Take each line of the records below that contains the string "array" and copy it.

--- Extracted data ---

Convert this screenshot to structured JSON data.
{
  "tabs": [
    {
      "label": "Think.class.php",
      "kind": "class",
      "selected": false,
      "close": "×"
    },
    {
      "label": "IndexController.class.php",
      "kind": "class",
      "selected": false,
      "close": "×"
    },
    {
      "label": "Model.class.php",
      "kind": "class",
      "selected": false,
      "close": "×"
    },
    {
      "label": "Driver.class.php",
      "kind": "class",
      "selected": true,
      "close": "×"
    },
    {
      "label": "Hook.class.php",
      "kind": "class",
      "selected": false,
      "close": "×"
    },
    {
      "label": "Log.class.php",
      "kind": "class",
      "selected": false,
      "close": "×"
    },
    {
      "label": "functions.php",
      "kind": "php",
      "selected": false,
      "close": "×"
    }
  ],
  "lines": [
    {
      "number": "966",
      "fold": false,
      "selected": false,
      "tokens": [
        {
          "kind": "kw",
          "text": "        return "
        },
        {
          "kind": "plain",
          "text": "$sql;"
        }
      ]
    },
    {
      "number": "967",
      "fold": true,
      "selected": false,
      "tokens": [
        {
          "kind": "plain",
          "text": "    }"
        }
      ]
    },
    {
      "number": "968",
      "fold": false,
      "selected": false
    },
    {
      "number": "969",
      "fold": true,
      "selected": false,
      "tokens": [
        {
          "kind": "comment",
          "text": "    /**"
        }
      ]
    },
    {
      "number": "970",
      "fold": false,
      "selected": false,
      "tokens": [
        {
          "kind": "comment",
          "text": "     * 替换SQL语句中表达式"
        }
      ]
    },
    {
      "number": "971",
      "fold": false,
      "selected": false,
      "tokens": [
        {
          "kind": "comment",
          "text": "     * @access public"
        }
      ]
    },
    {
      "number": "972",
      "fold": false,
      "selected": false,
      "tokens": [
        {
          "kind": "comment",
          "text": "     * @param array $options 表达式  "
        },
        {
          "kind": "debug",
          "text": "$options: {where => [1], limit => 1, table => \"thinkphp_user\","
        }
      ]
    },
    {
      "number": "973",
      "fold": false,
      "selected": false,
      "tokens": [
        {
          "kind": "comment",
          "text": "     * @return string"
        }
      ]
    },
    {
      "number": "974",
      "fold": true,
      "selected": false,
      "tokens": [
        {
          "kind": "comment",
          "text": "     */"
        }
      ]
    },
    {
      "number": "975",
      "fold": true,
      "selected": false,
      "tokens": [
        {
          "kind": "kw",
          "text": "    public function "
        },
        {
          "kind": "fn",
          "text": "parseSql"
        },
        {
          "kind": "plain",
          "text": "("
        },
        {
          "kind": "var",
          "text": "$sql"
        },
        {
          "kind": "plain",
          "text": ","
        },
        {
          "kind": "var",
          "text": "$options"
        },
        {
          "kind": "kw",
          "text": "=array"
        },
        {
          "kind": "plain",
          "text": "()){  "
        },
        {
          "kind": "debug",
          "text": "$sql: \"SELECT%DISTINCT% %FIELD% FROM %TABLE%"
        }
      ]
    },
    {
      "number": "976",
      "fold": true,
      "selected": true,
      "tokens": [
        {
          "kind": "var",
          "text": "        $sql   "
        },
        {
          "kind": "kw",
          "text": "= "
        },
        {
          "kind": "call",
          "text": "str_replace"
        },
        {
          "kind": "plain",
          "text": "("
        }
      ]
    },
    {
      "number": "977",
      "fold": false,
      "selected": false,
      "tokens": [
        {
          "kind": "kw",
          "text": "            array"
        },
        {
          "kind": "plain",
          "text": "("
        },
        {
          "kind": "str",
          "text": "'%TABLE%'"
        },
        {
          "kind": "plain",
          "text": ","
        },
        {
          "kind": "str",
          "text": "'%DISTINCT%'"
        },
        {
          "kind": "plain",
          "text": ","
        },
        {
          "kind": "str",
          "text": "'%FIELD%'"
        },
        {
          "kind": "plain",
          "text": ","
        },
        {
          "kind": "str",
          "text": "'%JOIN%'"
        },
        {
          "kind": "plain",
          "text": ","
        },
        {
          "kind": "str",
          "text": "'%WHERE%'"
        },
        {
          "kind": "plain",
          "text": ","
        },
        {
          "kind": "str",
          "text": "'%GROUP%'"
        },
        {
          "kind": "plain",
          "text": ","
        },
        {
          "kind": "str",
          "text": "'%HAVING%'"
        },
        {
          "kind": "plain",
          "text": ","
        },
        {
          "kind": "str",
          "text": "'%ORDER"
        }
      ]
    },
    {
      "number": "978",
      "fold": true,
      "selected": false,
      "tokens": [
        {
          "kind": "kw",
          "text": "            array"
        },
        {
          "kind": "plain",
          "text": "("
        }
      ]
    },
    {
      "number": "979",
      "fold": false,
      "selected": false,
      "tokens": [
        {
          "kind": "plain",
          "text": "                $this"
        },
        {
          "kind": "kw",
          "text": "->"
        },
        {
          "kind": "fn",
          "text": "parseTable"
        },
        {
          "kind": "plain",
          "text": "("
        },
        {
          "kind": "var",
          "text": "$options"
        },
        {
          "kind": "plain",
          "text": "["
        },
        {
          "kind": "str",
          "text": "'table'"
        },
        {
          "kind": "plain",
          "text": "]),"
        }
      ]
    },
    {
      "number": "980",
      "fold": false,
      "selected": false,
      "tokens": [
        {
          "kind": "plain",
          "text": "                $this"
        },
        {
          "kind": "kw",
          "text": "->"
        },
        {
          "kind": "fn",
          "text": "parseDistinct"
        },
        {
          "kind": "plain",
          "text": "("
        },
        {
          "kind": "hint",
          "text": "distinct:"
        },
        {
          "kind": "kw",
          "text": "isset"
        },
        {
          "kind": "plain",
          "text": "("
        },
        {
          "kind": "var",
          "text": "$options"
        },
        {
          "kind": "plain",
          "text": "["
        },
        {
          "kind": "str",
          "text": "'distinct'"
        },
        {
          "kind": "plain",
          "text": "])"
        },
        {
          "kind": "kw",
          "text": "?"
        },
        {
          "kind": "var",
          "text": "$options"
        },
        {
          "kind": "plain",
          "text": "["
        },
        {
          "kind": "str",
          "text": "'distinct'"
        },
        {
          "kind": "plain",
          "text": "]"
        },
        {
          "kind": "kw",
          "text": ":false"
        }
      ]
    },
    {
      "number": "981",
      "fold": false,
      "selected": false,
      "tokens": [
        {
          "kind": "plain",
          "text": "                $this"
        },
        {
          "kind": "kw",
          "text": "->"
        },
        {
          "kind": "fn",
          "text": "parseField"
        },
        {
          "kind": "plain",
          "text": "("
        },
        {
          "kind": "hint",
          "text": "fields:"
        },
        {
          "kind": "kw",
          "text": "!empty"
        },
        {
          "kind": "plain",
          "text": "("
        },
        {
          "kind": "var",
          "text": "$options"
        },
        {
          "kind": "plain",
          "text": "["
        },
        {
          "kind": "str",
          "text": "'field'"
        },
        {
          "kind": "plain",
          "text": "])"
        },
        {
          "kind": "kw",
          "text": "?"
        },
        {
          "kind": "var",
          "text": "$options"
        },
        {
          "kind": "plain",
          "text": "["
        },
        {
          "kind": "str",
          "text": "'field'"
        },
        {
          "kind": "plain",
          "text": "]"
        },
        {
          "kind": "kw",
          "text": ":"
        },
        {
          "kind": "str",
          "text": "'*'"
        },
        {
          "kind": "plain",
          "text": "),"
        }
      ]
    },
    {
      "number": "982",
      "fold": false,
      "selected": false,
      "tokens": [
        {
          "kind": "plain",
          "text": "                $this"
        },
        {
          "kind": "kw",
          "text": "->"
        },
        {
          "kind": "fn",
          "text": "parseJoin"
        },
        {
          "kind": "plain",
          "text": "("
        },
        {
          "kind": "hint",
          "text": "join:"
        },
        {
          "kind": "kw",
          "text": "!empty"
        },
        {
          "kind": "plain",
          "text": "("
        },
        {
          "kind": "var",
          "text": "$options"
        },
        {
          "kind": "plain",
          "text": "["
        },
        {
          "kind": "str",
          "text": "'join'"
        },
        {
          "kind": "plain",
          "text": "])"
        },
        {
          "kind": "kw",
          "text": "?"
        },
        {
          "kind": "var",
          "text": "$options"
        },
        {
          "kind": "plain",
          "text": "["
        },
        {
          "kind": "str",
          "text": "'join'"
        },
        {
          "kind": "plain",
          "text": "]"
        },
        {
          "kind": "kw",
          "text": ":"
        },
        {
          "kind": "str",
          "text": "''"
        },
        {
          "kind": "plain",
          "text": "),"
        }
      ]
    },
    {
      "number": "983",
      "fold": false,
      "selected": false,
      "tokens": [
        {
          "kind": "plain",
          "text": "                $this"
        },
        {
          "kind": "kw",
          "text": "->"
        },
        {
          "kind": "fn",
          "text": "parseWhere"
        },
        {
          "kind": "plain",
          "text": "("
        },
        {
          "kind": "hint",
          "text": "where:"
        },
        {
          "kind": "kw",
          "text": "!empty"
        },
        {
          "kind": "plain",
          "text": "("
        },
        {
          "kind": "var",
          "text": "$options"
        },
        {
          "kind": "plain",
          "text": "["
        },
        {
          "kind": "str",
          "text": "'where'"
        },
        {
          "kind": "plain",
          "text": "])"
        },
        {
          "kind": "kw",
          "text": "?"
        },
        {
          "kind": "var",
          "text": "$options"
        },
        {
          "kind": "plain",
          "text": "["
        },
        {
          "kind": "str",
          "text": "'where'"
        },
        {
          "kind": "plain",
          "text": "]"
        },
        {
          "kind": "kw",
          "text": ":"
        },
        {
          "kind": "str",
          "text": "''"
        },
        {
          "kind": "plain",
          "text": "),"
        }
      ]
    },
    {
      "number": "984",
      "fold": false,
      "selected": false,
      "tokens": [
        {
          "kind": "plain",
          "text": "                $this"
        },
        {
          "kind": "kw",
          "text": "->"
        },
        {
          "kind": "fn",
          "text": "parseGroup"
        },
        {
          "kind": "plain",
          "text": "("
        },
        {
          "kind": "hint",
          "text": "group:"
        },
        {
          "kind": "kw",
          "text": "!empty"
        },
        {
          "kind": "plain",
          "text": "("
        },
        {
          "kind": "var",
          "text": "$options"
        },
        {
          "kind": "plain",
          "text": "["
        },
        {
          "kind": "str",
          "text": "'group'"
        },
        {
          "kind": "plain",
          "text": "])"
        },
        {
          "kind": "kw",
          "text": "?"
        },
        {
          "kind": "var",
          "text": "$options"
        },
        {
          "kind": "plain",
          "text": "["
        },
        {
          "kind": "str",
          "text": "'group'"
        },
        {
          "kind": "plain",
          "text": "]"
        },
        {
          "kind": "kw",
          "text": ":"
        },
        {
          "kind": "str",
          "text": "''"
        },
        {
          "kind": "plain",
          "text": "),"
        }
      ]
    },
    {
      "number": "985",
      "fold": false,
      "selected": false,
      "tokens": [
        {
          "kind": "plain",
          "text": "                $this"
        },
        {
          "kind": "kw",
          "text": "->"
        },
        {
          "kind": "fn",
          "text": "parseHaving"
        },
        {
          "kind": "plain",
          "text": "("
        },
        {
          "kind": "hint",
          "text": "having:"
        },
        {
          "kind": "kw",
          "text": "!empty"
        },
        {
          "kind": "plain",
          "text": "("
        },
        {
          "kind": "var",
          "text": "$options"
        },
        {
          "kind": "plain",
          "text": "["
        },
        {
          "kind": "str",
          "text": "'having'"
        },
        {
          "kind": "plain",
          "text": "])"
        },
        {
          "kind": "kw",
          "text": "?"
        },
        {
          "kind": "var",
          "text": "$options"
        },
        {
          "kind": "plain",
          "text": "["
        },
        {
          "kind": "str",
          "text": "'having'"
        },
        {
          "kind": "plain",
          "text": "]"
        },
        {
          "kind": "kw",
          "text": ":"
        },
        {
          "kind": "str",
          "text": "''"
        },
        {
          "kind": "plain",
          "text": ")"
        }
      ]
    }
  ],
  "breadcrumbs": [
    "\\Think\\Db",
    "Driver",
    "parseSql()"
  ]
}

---

◆ **Answer box**:
          "text": "     * @param array $options 表达式  "
          "text": "=array"
          "text": "            array"
          "text": "            array"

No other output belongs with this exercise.